SA cricket on a bumpy wicket
Ihave no intention of becoming a cricket writer.
Neither do I have designs on the job of our cricket columnist, Mr Stuart Longbottom. However, recent events in the sport have prompted this column.
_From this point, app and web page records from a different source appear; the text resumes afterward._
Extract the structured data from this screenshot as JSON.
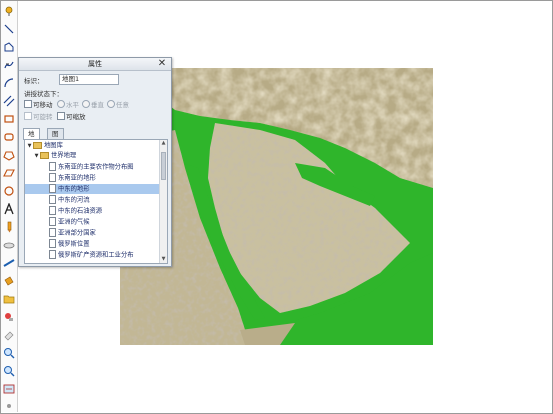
{
  "panel": {
    "title": "属性",
    "id_label": "标识：",
    "id_value": "地图1",
    "state_label": "讲授状态下：",
    "movable_label": "可移动",
    "h_label": "水平",
    "v_label": "垂直",
    "any_label": "任意",
    "rotatable_label": "可旋转",
    "scalable_label": "可缩放",
    "tabs": [
      "地图",
      "图层"
    ],
    "active_tab": 0
  },
  "tree": {
    "root": "地图库",
    "group": "世界地理",
    "items": [
      "东南亚的主要农作物分布图",
      "东南亚的地形",
      "中东的地形",
      "中东的河流",
      "中东的石油资源",
      "亚洲的气候",
      "亚洲部分国家",
      "俄罗斯位置",
      "俄罗斯矿产资源和工业分布"
    ],
    "selected_index": 2
  },
  "toolbar": {
    "icons": [
      "pin-icon",
      "line-icon",
      "polyline-icon",
      "freehand-icon",
      "arc-icon",
      "double-line-icon",
      "rectangle-icon",
      "rounded-rect-icon",
      "polygon-icon",
      "parallelogram-icon",
      "circle-icon",
      "text-icon",
      "pencil-icon",
      "ruler-icon",
      "line-style-icon",
      "paint-bucket-icon",
      "folder-icon",
      "stamp-icon",
      "eraser-icon",
      "zoom-in-icon",
      "zoom-out-icon",
      "map-icon"
    ]
  },
  "colors": {
    "map_land_low": "#2fb52b",
    "panel_bg": "#e9eef3",
    "selection": "#a9c9ee"
  }
}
I feel obliged to add my two cents’ worth, as these are pressing issues.
Cricket SA (CSA) needs to act promptly and decisively to prevent the sport from finding itself swimming in a similar if not worse shame than the Hansie Cronje scandal of 2000 and the Gerald Majola bonus saga that ended with Majola being fired as CEO in 2012.
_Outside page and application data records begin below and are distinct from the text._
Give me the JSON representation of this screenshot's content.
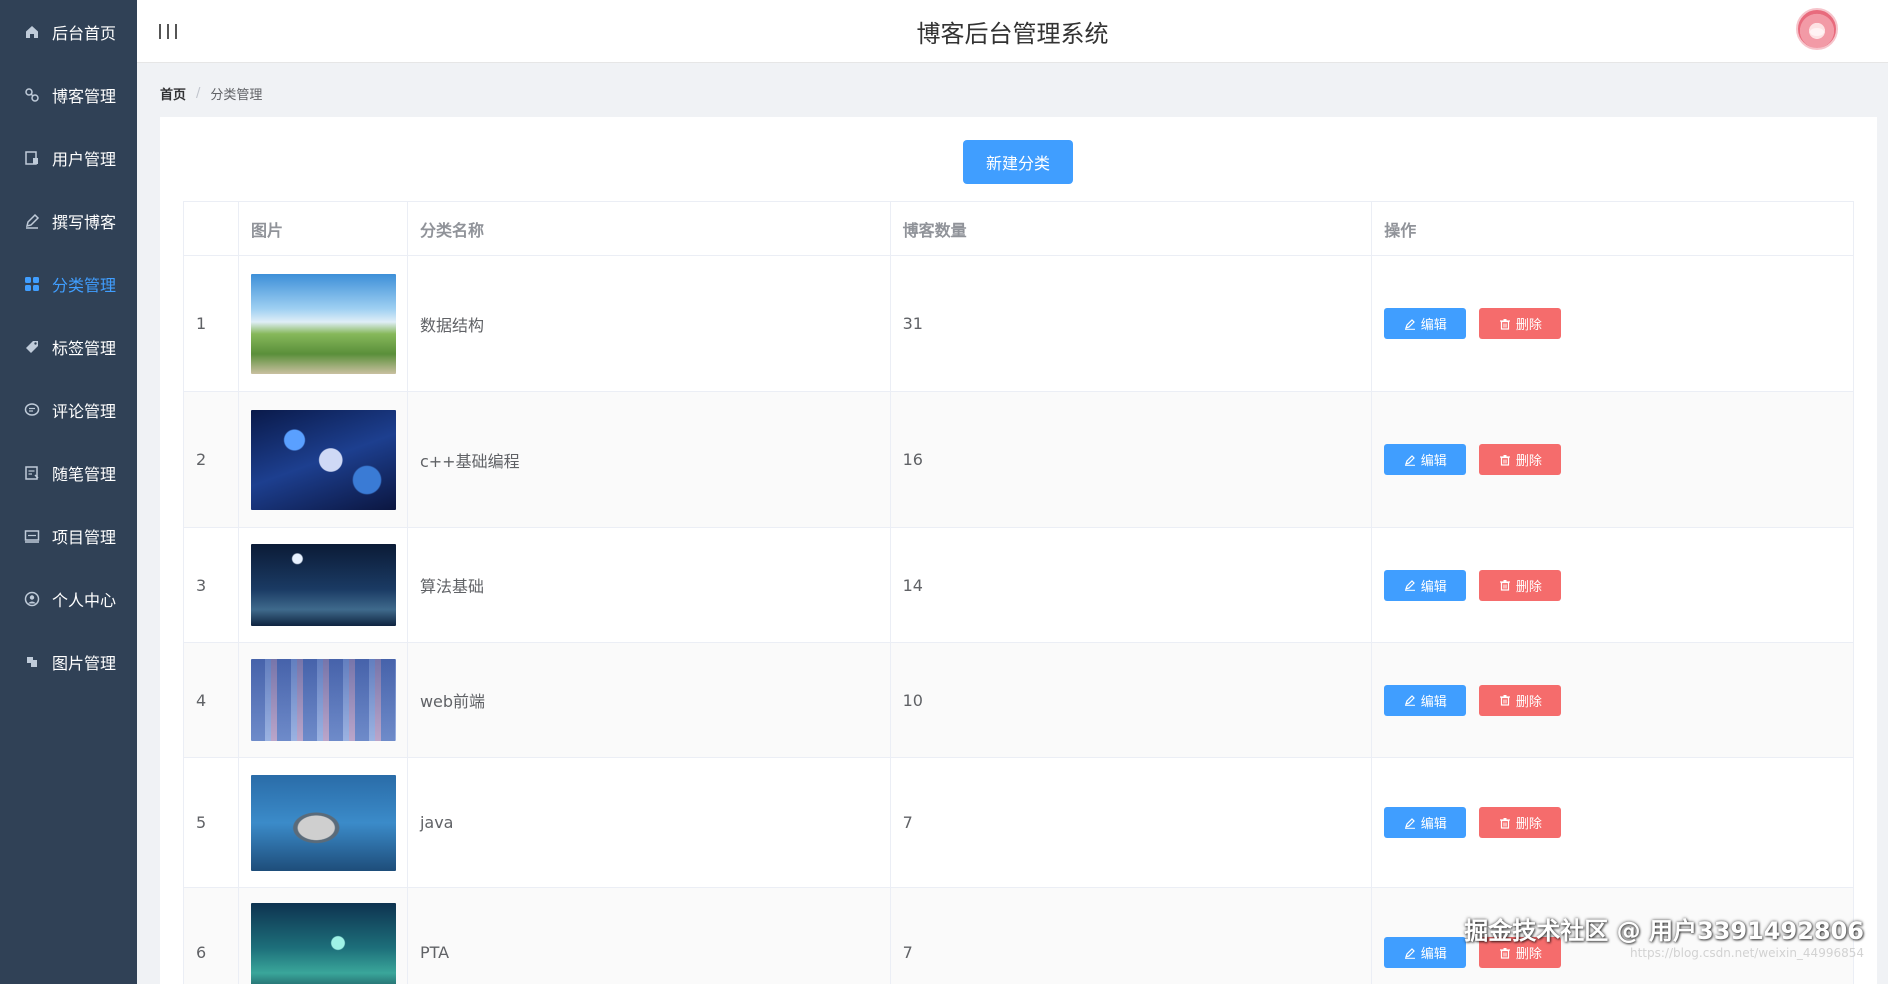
{
  "sidebar": {
    "items": [
      {
        "label": "后台首页",
        "icon": "home-icon",
        "active": false
      },
      {
        "label": "博客管理",
        "icon": "blog-icon",
        "active": false
      },
      {
        "label": "用户管理",
        "icon": "user-icon",
        "active": false
      },
      {
        "label": "撰写博客",
        "icon": "pen-icon",
        "active": false
      },
      {
        "label": "分类管理",
        "icon": "grid-icon",
        "active": true
      },
      {
        "label": "标签管理",
        "icon": "tag-icon",
        "active": false
      },
      {
        "label": "评论管理",
        "icon": "comment-icon",
        "active": false
      },
      {
        "label": "随笔管理",
        "icon": "note-icon",
        "active": false
      },
      {
        "label": "项目管理",
        "icon": "project-icon",
        "active": false
      },
      {
        "label": "个人中心",
        "icon": "profile-icon",
        "active": false
      },
      {
        "label": "图片管理",
        "icon": "image-icon",
        "active": false
      }
    ]
  },
  "header": {
    "title": "博客后台管理系统"
  },
  "breadcrumb": {
    "home": "首页",
    "separator": "/",
    "current": "分类管理"
  },
  "toolbar": {
    "new_label": "新建分类"
  },
  "table": {
    "columns": [
      "",
      "图片",
      "分类名称",
      "博客数量",
      "操作"
    ],
    "rows": [
      {
        "index": "1",
        "name": "数据结构",
        "count": "31"
      },
      {
        "index": "2",
        "name": "c++基础编程",
        "count": "16"
      },
      {
        "index": "3",
        "name": "算法基础",
        "count": "14"
      },
      {
        "index": "4",
        "name": "web前端",
        "count": "10"
      },
      {
        "index": "5",
        "name": "java",
        "count": "7"
      },
      {
        "index": "6",
        "name": "PTA",
        "count": "7"
      }
    ],
    "edit_label": "编辑",
    "delete_label": "删除"
  },
  "watermark": {
    "main": "掘金技术社区 @ 用户3391492806",
    "sub": "https://blog.csdn.net/weixin_44996854"
  },
  "colors": {
    "sidebar_bg": "#304156",
    "accent": "#409eff",
    "danger": "#f56c6c"
  }
}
These are some of the recent events that got my goat:
In November, smack in the middle of the tour to India, a group called Black Cricketers in Unity wrote a stinging letter to CSA boss Haroon Lorgat complaining about black players being selected to only be used as “drinks carriers”.
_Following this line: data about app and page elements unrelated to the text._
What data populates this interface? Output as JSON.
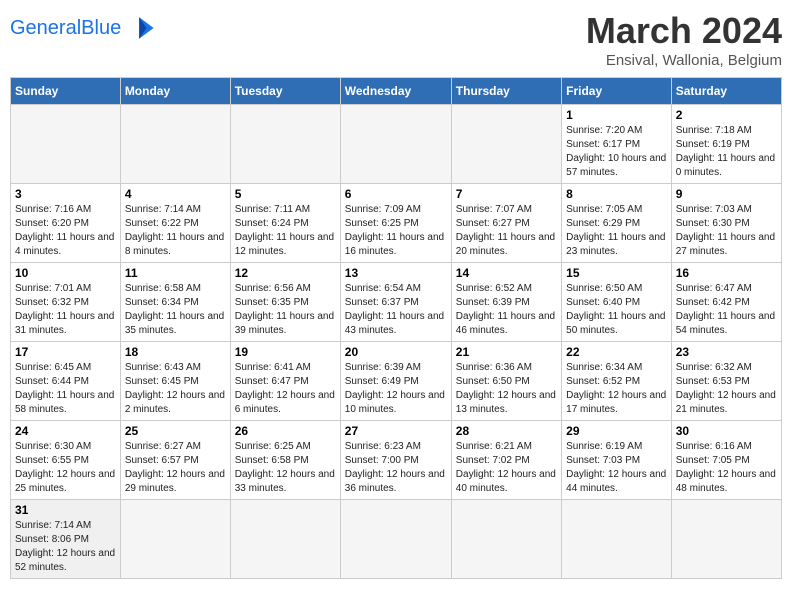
{
  "header": {
    "logo_general": "General",
    "logo_blue": "Blue",
    "month_title": "March 2024",
    "subtitle": "Ensival, Wallonia, Belgium"
  },
  "days_of_week": [
    "Sunday",
    "Monday",
    "Tuesday",
    "Wednesday",
    "Thursday",
    "Friday",
    "Saturday"
  ],
  "weeks": [
    [
      {
        "day": "",
        "info": ""
      },
      {
        "day": "",
        "info": ""
      },
      {
        "day": "",
        "info": ""
      },
      {
        "day": "",
        "info": ""
      },
      {
        "day": "",
        "info": ""
      },
      {
        "day": "1",
        "info": "Sunrise: 7:20 AM\nSunset: 6:17 PM\nDaylight: 10 hours and 57 minutes."
      },
      {
        "day": "2",
        "info": "Sunrise: 7:18 AM\nSunset: 6:19 PM\nDaylight: 11 hours and 0 minutes."
      }
    ],
    [
      {
        "day": "3",
        "info": "Sunrise: 7:16 AM\nSunset: 6:20 PM\nDaylight: 11 hours and 4 minutes."
      },
      {
        "day": "4",
        "info": "Sunrise: 7:14 AM\nSunset: 6:22 PM\nDaylight: 11 hours and 8 minutes."
      },
      {
        "day": "5",
        "info": "Sunrise: 7:11 AM\nSunset: 6:24 PM\nDaylight: 11 hours and 12 minutes."
      },
      {
        "day": "6",
        "info": "Sunrise: 7:09 AM\nSunset: 6:25 PM\nDaylight: 11 hours and 16 minutes."
      },
      {
        "day": "7",
        "info": "Sunrise: 7:07 AM\nSunset: 6:27 PM\nDaylight: 11 hours and 20 minutes."
      },
      {
        "day": "8",
        "info": "Sunrise: 7:05 AM\nSunset: 6:29 PM\nDaylight: 11 hours and 23 minutes."
      },
      {
        "day": "9",
        "info": "Sunrise: 7:03 AM\nSunset: 6:30 PM\nDaylight: 11 hours and 27 minutes."
      }
    ],
    [
      {
        "day": "10",
        "info": "Sunrise: 7:01 AM\nSunset: 6:32 PM\nDaylight: 11 hours and 31 minutes."
      },
      {
        "day": "11",
        "info": "Sunrise: 6:58 AM\nSunset: 6:34 PM\nDaylight: 11 hours and 35 minutes."
      },
      {
        "day": "12",
        "info": "Sunrise: 6:56 AM\nSunset: 6:35 PM\nDaylight: 11 hours and 39 minutes."
      },
      {
        "day": "13",
        "info": "Sunrise: 6:54 AM\nSunset: 6:37 PM\nDaylight: 11 hours and 43 minutes."
      },
      {
        "day": "14",
        "info": "Sunrise: 6:52 AM\nSunset: 6:39 PM\nDaylight: 11 hours and 46 minutes."
      },
      {
        "day": "15",
        "info": "Sunrise: 6:50 AM\nSunset: 6:40 PM\nDaylight: 11 hours and 50 minutes."
      },
      {
        "day": "16",
        "info": "Sunrise: 6:47 AM\nSunset: 6:42 PM\nDaylight: 11 hours and 54 minutes."
      }
    ],
    [
      {
        "day": "17",
        "info": "Sunrise: 6:45 AM\nSunset: 6:44 PM\nDaylight: 11 hours and 58 minutes."
      },
      {
        "day": "18",
        "info": "Sunrise: 6:43 AM\nSunset: 6:45 PM\nDaylight: 12 hours and 2 minutes."
      },
      {
        "day": "19",
        "info": "Sunrise: 6:41 AM\nSunset: 6:47 PM\nDaylight: 12 hours and 6 minutes."
      },
      {
        "day": "20",
        "info": "Sunrise: 6:39 AM\nSunset: 6:49 PM\nDaylight: 12 hours and 10 minutes."
      },
      {
        "day": "21",
        "info": "Sunrise: 6:36 AM\nSunset: 6:50 PM\nDaylight: 12 hours and 13 minutes."
      },
      {
        "day": "22",
        "info": "Sunrise: 6:34 AM\nSunset: 6:52 PM\nDaylight: 12 hours and 17 minutes."
      },
      {
        "day": "23",
        "info": "Sunrise: 6:32 AM\nSunset: 6:53 PM\nDaylight: 12 hours and 21 minutes."
      }
    ],
    [
      {
        "day": "24",
        "info": "Sunrise: 6:30 AM\nSunset: 6:55 PM\nDaylight: 12 hours and 25 minutes."
      },
      {
        "day": "25",
        "info": "Sunrise: 6:27 AM\nSunset: 6:57 PM\nDaylight: 12 hours and 29 minutes."
      },
      {
        "day": "26",
        "info": "Sunrise: 6:25 AM\nSunset: 6:58 PM\nDaylight: 12 hours and 33 minutes."
      },
      {
        "day": "27",
        "info": "Sunrise: 6:23 AM\nSunset: 7:00 PM\nDaylight: 12 hours and 36 minutes."
      },
      {
        "day": "28",
        "info": "Sunrise: 6:21 AM\nSunset: 7:02 PM\nDaylight: 12 hours and 40 minutes."
      },
      {
        "day": "29",
        "info": "Sunrise: 6:19 AM\nSunset: 7:03 PM\nDaylight: 12 hours and 44 minutes."
      },
      {
        "day": "30",
        "info": "Sunrise: 6:16 AM\nSunset: 7:05 PM\nDaylight: 12 hours and 48 minutes."
      }
    ],
    [
      {
        "day": "31",
        "info": "Sunrise: 7:14 AM\nSunset: 8:06 PM\nDaylight: 12 hours and 52 minutes."
      },
      {
        "day": "",
        "info": ""
      },
      {
        "day": "",
        "info": ""
      },
      {
        "day": "",
        "info": ""
      },
      {
        "day": "",
        "info": ""
      },
      {
        "day": "",
        "info": ""
      },
      {
        "day": "",
        "info": ""
      }
    ]
  ]
}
They concluded: “If we are not ready for international cricket, stop picking us.”;
In December, the Proteas lost badly to England in the first test in Durban, putting their number one spot in the world in jeopardy;
January began with the CSA roping in former Proteas captain Graeme Smith as a consultant;
Six days later, Hashim Amla dropped a bombshell, announcing his resignation as test captain after scoring a double century that so, even after Sports Minister Fikile Mbalula said they should deal with the issue as a matter of urgency.
The timing of Amla’s resignation raised many questions, about which Lorgat could only say: “We respect Hashim’s decision and the manner in which he thought about it and then communicated with me. He still has a huge role to play in shaping the success of our team without the need for a leadership title. He is just that type of a person and we are very fortunate to have him in our stable.” That response, while diplomatic, also left much to be desired.
Amla’s utterances after stepping down did not sound like those of a man who did so willingly, but more like someone who felt pushed. He said: “It’s a bit of relief,” among other things.
In another interview about Temba Bavuma, who scored his maiden century in the second test against England, Amla spoke about “players of colour”.
“Obviously, personally, I know the pressure of what players of colour go through when they first come into the setup – certainly in our country,” he said.
“We both have very similar careers – the first time we do play international cricket, everyone doubts you. Either because of the colour of your skin – even though you’ve got the stats to back it up domestically – everybody doubts you for various reasons.”
Aha! So skin colour is still an issue within South African cricket? So says someone who has been at the helm of the Proteas.
Even coach Russell Domingo said Amla did not get the respect he deserved. Was this because of his inability or his skin colour?
And now the game is embroiled in a match-fixing scandal in which former opening batsman and spinner Gulam Bodi has been fingered for cheating and may face criminal charges.
Wicketkeeper Thami Tsolekile has also been mentioned as one of the players under investigation.
Though only Bodi and Tsolekile have been named, speculation is that more players are involved in this scandal.
Some fingers have been pointed at the CSA to allege that while they have adopted the International Cricket Council’s anti-corruption policies, they have been lax in ensuring players abide by them strictly.
Mbalula has accused the CSA of not acting properly in dealing with the Bodi case.
He said: “If they said these guys have done match-fixing, they must investigate and bring the proof. To name players without having concluded is exercising prejudice.”
Sweeping all its problems under the carpet instead of dealing with it decisively could prove to be the CSA’s undoing.
REIGNING CHAMPIONS Dubai in 2014
SA after winning the ICC Under-19 Cricket World Cup Super League in